Suppose you normally run a small e-commerce site from your laptop from the comfort of your home. This week, however, you decide to travel to another city. You are, of course, confident nothing will happen. Why would it? You would be using the same laptop, in the same way, with the same anti-virus software. You wouldn’t be using any public computers or devices during your trip. Nothing would go wrong, right?
Unfortunately, it may. There is such a focus on the device itself, on the laptops or smartphones we use, that people often forget about the changed environment. Here are a few tips to protect yourself while travelling and those Excel files you’d be hard pressed without:
1) Backup everything. Simply put, if someone physically steals your laptop while you are waiting for your taxi or resting in a hotel lobby, there is little you can do to retrieve it. Consider saving all your important data on an external hard drive before leaving home or regularly upload this data to an “online” drive (Cloud). Even if you lose the laptop, you will save a week of not “catching up” with all those customers whose data you lost.
2) Be cautious when using public Wi-Fi. There is no need here to be so overly cautious that you decline to use public wi-fi in the future, but simply remaining vigilant and a little more wary of anything suspicious happening on your device can be helpful. Take some more care to see whether that “pop-up” software request is indeed legitimate. Don’t click YES automatically.

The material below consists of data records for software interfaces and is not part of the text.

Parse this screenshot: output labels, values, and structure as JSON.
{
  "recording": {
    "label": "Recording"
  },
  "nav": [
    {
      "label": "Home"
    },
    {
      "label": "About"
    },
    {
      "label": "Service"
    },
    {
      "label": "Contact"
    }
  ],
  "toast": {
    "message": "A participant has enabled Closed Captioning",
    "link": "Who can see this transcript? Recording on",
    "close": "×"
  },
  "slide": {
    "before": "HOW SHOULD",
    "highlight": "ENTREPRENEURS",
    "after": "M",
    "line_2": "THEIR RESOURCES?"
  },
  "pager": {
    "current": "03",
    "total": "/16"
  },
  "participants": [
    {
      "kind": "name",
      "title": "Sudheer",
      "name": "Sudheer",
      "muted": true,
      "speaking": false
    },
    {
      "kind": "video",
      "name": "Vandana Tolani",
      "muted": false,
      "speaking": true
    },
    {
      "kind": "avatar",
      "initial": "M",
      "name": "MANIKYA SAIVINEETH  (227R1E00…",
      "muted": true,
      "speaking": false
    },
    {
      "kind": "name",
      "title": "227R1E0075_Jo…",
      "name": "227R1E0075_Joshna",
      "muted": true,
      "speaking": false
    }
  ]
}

3) Do not leave a device unattended. This may seem like a repeat of the first point but the emphasis here is on not allowing strangers even a few moments alone with an important device. A hacker’s USB dongle, when directly attached to a laptop, may break the strongest of protections. Even the toughest vaults can be broken into if given good access.
4) Update your Operating and Anti-Virus software daily. After all, you are not home. The number of potential attempts on you are significantly lower there than if you were in a busy terminal or hotel. When you are travelling and using public internet, you are now on the “front-line” where hackers and anti-virus software companies do battle. That security update you may casually leave till the next morning may in fact be the only way to combat a new hacking program released this morning in an international airport.
5) Take only what you need when travelling. Risk can be mitigated but never eliminated. Ask yourself whether it is absolutely necessary to keep all those PDF copies of your bank statements with you on your trip. Whether you actually need to keep that small notepad file with all your online passwords hidden in your C drive? Sometimes a handwritten password list left in your sock drawer may be far more safe.